Finite and infinite element method applied to water wave diffraction problems

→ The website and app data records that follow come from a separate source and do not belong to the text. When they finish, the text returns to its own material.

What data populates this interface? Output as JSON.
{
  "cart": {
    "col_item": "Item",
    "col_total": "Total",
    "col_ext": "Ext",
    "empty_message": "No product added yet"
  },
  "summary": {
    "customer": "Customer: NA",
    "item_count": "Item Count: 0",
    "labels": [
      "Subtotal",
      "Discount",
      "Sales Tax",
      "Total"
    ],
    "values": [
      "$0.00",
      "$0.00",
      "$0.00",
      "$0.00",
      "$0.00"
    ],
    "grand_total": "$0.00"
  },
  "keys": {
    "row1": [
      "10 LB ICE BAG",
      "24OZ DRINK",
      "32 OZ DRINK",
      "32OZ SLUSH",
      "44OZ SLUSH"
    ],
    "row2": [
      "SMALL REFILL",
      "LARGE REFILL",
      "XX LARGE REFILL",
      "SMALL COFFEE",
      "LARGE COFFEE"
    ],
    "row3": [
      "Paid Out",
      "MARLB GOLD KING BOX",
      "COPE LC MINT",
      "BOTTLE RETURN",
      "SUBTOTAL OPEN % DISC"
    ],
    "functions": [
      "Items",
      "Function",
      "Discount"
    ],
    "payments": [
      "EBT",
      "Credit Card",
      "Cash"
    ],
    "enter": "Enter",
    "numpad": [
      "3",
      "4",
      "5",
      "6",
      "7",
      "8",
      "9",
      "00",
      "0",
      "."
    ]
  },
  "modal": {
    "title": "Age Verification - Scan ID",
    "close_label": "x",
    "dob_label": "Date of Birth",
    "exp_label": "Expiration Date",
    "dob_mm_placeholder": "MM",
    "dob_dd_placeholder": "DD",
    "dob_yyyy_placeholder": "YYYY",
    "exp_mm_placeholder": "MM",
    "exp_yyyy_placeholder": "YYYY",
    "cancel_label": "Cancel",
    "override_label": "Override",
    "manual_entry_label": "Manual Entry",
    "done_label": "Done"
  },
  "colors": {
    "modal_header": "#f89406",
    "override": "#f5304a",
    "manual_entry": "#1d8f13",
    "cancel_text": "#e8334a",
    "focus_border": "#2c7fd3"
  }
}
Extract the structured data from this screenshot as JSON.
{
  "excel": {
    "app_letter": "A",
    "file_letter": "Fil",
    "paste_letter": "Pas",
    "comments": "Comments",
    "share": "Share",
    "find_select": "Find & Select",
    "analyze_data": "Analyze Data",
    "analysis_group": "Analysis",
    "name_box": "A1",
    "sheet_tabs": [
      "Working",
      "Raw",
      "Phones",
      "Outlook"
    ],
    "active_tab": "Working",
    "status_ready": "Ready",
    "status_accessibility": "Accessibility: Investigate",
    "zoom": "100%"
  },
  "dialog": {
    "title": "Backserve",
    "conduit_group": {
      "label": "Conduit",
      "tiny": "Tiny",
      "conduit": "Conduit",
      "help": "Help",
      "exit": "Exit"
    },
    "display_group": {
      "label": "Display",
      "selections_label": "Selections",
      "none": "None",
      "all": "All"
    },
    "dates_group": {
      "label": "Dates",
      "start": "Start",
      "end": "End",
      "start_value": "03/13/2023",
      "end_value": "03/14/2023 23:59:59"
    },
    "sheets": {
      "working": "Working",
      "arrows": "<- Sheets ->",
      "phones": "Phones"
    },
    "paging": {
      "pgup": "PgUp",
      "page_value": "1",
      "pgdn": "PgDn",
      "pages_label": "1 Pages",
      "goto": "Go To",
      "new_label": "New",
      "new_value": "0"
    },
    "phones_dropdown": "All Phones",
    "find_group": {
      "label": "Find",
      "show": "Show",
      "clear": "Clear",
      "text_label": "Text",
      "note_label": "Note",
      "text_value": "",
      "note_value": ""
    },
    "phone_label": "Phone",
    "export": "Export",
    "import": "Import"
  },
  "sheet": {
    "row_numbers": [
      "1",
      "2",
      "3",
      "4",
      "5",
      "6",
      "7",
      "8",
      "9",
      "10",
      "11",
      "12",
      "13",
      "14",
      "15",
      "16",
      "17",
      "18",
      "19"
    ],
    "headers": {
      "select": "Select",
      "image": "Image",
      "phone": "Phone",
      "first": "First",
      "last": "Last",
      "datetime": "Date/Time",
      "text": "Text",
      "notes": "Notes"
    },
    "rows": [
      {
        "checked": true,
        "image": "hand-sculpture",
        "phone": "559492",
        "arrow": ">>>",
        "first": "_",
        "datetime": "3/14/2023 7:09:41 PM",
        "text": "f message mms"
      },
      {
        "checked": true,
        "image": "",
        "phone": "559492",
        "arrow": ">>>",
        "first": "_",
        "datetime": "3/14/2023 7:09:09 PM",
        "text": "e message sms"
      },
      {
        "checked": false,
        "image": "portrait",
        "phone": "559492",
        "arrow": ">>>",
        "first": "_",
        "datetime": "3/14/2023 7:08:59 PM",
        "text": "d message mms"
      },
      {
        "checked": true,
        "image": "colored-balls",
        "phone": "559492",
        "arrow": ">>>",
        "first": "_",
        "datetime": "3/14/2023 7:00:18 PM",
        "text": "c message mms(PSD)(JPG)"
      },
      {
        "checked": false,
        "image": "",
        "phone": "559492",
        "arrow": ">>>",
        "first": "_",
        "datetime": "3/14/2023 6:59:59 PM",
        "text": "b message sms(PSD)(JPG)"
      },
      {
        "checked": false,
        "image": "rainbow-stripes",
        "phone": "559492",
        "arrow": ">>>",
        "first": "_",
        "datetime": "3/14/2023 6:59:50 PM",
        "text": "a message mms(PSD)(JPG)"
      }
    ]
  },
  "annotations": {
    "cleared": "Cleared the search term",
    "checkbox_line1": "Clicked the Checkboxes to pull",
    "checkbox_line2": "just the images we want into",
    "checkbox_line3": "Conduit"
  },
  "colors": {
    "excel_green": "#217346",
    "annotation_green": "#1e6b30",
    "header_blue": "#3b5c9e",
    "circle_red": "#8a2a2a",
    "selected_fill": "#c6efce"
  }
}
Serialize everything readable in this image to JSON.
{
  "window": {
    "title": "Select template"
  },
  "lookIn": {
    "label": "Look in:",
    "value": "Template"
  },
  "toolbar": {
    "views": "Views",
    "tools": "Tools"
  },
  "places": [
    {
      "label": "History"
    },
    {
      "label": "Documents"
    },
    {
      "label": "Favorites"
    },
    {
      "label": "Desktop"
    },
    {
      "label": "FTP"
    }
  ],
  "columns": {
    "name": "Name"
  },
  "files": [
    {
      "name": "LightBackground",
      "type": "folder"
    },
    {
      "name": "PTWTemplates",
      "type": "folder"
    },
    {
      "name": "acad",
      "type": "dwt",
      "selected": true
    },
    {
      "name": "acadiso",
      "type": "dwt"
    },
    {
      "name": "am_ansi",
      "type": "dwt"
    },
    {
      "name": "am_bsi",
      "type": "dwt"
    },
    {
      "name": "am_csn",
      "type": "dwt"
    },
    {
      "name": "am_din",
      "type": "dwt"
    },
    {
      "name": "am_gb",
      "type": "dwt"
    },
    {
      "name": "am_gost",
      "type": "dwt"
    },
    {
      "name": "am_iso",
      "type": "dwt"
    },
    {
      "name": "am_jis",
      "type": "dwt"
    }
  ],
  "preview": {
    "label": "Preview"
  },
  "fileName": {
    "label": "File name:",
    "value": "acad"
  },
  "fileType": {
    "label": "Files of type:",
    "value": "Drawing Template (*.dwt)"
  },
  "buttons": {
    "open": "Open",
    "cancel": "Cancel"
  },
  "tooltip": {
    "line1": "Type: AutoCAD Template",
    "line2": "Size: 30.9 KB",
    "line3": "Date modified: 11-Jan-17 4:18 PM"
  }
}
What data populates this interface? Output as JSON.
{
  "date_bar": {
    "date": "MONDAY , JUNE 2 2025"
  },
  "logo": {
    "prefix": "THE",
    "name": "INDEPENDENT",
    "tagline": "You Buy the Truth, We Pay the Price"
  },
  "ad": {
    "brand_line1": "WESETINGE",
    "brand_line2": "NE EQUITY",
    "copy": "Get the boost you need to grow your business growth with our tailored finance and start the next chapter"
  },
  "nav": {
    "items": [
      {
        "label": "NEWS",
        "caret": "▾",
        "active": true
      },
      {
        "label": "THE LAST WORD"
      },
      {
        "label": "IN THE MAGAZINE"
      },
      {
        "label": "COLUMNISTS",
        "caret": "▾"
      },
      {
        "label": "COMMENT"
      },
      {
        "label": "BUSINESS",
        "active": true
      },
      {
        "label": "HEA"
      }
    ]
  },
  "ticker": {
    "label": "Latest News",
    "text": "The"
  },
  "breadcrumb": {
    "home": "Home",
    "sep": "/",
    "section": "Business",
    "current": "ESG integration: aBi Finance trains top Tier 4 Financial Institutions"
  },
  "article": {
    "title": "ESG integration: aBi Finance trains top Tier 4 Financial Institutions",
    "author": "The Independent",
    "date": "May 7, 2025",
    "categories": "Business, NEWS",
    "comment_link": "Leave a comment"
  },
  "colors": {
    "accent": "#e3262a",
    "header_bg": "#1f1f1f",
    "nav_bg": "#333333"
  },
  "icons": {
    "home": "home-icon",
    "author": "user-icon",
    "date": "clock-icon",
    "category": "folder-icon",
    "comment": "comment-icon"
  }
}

In this work, three types of infinite elements are developed to solve the problem of linear water wave diffraction by objects in a 2D unbounded domain. The infinite elements, which model the far field wave potential stretching to infinity, are coupled to conventional finite elements, which model the near field wave potential. This coupling greatly economises the finite element analysis. The original mapped infinite element, due to Zienkiewicz et al , is improved to model objects of large aspect ratio more economically. This infinite element (Type 1) can now be used on the exterior of an ellipse (or other shapes) rather than a circle circumscribing the object. The element is validated by solving the problem of diffraction of water waves by an ellipse with different angles of wave incidence. The results are compared with their equivalent analytical solutions and the errors are very small being less than 1.0%.The wave envelope approach, due to Astley et al , is employed to develop a simple mapped wave envelope infinite element. The element mass, stiffness and damping matrices are derived from first principles using the weighted residual approach. This element (Type 2) can also be used on the exterior of any shapes. The element is validated by solving the problem of wave diffraction by circular and elliptical vertical cylinders for different angles of wave incidence. The results are compared with their equivalent analytical solutions and again the errors are very small. The problem of wave diffraction by multiple objects is also considered. A new wave envelope mapped infinite element (Type 3) is developed to tackle such a problem. Examples involving diffraction of water waves by arrays of circular and elliptical cylinders are solved. For circular cylinders, the results are compared with their equivalent analytical solutions which show excellent agreement. A comparison is made between the three types of infinite elements by solving the diffraction of waves by circular and elliptical vertical cylinders. The results show that all three types of infinite elements can give accurate results in the near field for a given single diffracting object. Type 1 would be a preferable choice in situations where computing resource is the main concern and reliable solutions are required only in the near field. Type 2 or 3 would give very accurate solutions both in the near and far fields. Type 3 is the most suitable choice for modelling any number, shape and configuration of bodies.